### Material provided ###

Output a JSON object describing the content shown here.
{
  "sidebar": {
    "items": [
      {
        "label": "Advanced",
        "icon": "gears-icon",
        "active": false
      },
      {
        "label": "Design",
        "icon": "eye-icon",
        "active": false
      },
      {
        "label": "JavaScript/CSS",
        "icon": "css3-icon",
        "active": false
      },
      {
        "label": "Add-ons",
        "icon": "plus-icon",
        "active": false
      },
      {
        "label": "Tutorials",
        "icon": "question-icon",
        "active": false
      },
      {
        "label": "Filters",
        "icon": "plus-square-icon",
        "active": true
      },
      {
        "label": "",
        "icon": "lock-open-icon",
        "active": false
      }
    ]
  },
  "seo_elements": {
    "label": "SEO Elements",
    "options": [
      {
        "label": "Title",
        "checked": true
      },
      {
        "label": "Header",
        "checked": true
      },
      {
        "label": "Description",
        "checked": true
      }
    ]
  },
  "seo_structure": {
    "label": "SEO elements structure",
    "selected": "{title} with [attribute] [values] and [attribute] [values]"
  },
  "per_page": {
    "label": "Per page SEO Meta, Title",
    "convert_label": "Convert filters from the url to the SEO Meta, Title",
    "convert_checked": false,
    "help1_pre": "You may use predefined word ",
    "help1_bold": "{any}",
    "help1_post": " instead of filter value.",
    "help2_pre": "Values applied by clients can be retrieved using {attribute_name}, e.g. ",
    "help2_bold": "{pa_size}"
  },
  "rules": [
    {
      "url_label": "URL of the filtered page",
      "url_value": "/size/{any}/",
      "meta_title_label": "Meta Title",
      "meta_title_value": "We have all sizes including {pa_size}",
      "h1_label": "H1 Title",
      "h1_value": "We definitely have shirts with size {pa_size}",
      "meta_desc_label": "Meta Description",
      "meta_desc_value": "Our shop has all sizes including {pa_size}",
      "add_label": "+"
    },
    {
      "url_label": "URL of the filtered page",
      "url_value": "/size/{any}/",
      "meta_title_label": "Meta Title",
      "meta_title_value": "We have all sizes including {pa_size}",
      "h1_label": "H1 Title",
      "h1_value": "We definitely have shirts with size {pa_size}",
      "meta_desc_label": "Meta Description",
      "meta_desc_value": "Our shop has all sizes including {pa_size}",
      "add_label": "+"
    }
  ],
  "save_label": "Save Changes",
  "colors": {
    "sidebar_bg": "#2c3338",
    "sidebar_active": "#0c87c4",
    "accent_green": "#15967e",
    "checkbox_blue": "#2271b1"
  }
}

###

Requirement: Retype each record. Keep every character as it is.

Solution for this exercise:
Output a JSON object describing the content shown here.
{
  "sidebar": {
    "items": [
      {
        "label": "Advanced",
        "icon": "gears-icon",
        "active": false
      },
      {
        "label": "Design",
        "icon": "eye-icon",
        "active": false
      },
      {
        "label": "JavaScript/CSS",
        "icon": "css3-icon",
        "active": false
      },
      {
        "label": "Add-ons",
        "icon": "plus-icon",
        "active": false
      },
      {
        "label": "Tutorials",
        "icon": "question-icon",
        "active": false
      },
      {
        "label": "Filters",
        "icon": "plus-square-icon",
        "active": true
      },
      {
        "label": "",
        "icon": "lock-open-icon",
        "active": false
      }
    ]
  },
  "seo_elements": {
    "label": "SEO Elements",
    "options": [
      {
        "label": "Title",
        "checked": true
      },
      {
        "label": "Header",
        "checked": true
      },
      {
        "label": "Description",
        "checked": true
      }
    ]
  },
  "seo_structure": {
    "label": "SEO elements structure",
    "selected": "{title} with [attribute] [values] and [attribute] [values]"
  },
  "per_page": {
    "label": "Per page SEO Meta, Title",
    "convert_label": "Convert filters from the url to the SEO Meta, Title",
    "convert_checked": false,
    "help1_pre": "You may use predefined word ",
    "help1_bold": "{any}",
    "help1_post": " instead of filter value.",
    "help2_pre": "Values applied by clients can be retrieved using {attribute_name}, e.g. ",
    "help2_bold": "{pa_size}"
  },
  "rules": [
    {
      "url_label": "URL of the filtered page",
      "url_value": "/size/{any}/",
      "meta_title_label": "Meta Title",
      "meta_title_value": "We have all sizes including {pa_size}",
      "h1_label": "H1 Title",
      "h1_value": "We definitely have shirts with size {pa_size}",
      "meta_desc_label": "Meta Description",
      "meta_desc_value": "Our shop has all sizes including {pa_size}",
      "add_label": "+"
    },
    {
      "url_label": "URL of the filtered page",
      "url_value": "/size/{any}/",
      "meta_title_label": "Meta Title",
      "meta_title_value": "We have all sizes including {pa_size}",
      "h1_label": "H1 Title",
      "h1_value": "We definitely have shirts with size {pa_size}",
      "meta_desc_label": "Meta Description",
      "meta_desc_value": "Our shop has all sizes including {pa_size}",
      "add_label": "+"
    }
  ],
  "save_label": "Save Changes",
  "colors": {
    "sidebar_bg": "#2c3338",
    "sidebar_active": "#0c87c4",
    "accent_green": "#15967e",
    "checkbox_blue": "#2271b1"
  }
}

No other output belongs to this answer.